Marty Stuart & The Fabulous Superlatives @The Helix, Dublin. Feb 2nd 2011

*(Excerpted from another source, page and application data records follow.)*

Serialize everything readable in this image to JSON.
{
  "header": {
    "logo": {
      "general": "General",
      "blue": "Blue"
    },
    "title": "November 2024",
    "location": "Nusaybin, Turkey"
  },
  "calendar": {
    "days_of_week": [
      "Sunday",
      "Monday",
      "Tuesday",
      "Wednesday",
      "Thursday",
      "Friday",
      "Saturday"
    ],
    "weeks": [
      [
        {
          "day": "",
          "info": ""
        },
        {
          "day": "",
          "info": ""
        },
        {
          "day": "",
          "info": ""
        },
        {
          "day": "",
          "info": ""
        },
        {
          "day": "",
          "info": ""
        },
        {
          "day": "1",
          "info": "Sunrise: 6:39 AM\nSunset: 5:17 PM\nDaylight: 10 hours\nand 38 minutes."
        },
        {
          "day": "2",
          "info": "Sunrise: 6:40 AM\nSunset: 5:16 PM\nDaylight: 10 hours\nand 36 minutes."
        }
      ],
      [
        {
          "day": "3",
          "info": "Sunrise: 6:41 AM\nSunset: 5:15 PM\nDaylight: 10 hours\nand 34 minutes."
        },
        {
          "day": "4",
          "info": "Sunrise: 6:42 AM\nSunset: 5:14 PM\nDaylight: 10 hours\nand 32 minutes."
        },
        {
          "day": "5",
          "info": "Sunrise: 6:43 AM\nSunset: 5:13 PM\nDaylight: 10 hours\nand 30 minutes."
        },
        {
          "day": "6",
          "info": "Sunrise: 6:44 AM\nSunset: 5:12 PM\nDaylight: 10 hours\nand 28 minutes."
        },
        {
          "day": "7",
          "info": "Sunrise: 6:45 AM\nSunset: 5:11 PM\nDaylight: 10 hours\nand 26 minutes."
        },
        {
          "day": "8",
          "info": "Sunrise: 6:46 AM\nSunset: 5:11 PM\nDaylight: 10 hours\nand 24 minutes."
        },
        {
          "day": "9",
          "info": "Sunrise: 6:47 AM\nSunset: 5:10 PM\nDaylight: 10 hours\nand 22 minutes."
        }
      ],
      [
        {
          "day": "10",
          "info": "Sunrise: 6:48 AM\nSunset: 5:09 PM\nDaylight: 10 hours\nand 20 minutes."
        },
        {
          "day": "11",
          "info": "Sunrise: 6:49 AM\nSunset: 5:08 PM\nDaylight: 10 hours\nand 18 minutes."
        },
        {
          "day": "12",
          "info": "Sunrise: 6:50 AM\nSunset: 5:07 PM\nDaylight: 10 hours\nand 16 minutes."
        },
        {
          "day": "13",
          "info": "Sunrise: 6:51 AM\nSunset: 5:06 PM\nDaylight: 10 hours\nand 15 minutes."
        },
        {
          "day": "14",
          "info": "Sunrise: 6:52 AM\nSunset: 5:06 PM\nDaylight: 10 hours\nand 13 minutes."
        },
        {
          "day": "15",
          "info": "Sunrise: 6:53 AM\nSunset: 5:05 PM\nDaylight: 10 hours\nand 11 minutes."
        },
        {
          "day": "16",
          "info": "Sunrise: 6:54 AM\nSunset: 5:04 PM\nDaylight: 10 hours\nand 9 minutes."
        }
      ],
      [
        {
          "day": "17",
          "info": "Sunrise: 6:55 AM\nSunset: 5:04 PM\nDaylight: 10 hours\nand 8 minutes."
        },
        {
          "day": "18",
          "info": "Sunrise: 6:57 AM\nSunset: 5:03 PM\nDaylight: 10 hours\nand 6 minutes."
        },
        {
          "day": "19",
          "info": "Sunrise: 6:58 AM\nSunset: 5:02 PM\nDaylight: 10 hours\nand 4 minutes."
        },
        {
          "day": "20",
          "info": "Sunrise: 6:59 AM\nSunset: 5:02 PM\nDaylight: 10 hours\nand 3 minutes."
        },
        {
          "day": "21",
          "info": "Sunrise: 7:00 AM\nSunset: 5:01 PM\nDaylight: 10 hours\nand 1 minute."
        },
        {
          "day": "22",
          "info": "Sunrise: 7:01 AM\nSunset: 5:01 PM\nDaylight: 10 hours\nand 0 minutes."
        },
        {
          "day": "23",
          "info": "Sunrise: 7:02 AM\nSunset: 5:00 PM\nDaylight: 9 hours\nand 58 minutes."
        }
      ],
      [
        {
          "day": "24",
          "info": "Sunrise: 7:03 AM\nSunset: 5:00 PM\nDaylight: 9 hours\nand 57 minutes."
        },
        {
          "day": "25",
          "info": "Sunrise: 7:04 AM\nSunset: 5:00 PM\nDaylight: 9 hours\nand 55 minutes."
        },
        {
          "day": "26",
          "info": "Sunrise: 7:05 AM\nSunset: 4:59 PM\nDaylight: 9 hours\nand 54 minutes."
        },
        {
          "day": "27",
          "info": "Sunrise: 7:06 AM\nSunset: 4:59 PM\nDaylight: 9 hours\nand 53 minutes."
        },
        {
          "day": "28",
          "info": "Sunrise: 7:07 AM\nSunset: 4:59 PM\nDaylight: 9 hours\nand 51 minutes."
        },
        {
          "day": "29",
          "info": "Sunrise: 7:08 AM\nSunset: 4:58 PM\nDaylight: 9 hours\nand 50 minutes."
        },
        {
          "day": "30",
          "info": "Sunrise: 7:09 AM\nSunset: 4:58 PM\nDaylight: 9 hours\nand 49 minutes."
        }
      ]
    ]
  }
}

Sparkle and Twang. That may well sum up Marty Stuart and the Fabulous Superlatives as they gave a masterclass in how to keep a tradition alive and healthy. At the outset Marty Stuart said that "the most outlaw, most outsider thing you could do in Nashville today is to play country music". How right he is, and as someone who has been at the heart of the music, its people and its rhinestone look he knows what he's talking about. In his first visit to Ireland in quite some time he captivated the audience in the intimate Helix Theatre. It was his first visit with his current and longtime band which includes 'Handsome' Harry Stinson on drums and vocals, 'The Apostle' Paul Martin on bass and vocals and 'Cousin' Kenny Vaughan on guitar and vocals. The "and vocals" shouldn't be underestimated as all four deliver distinctive and dynamic contributions either on harmonies or stepping up to the mic themselves. Each member showed themselves more than capable of holding their own. Vaughan sang Country Music Has A Hold On Me, while Handsome Harry sang a song from his Who Is This Man? mini-album, Paul Martin sang Bluegrass Express. It also was a gig that emphasized what a talent Marty Stuart himself is; from his exemplary vocals, his lead guitar playing - using Clarence White's B-Bender Telecaster, alongside his acoustic guitar and mandolin dexterity, highlighted in a section of the show that he played solo. The full band played songs from the early days like Tempted and Hillbilly Rock to a selection of songs, often prefaced with stories of how the came into being, from Ghost Train and Badlands. They also played several songs from the CD that is only available at gigs and from their website Cool Country Favorites. These included the theme from the Marty Stuart Rural TV Show La Tingo Tango as well as his Johnny Cash tribute, a song which he had explained he had attempted to write in several occasions, Dark Bird. He also sang Merle Haggard's Tonight The Bottle Let Me Down, an audience request, and a part of obvious and warm interaction between the audience and the band throughout the show. The music covered all aspects of what makes country cool to those who know and believe in it's merits. From bluegrass to Bakersfield, from honky-tonk to gospel they covered it all with skill, humour and commitment that made it a perfect show in so many ways. Mention should also be made of Mick Conley's sound mix, as all too often in the past gigs have been too loud and volume does not replace dynamic, here they got it right in every aspect. Something that was expressed by many of the audience who waited to have a CD signed, have a picture taken or just to say "hi". The foursome sat for an hour after to make sure that anyone who wanted to had the opportunity to meet them. Now that's country.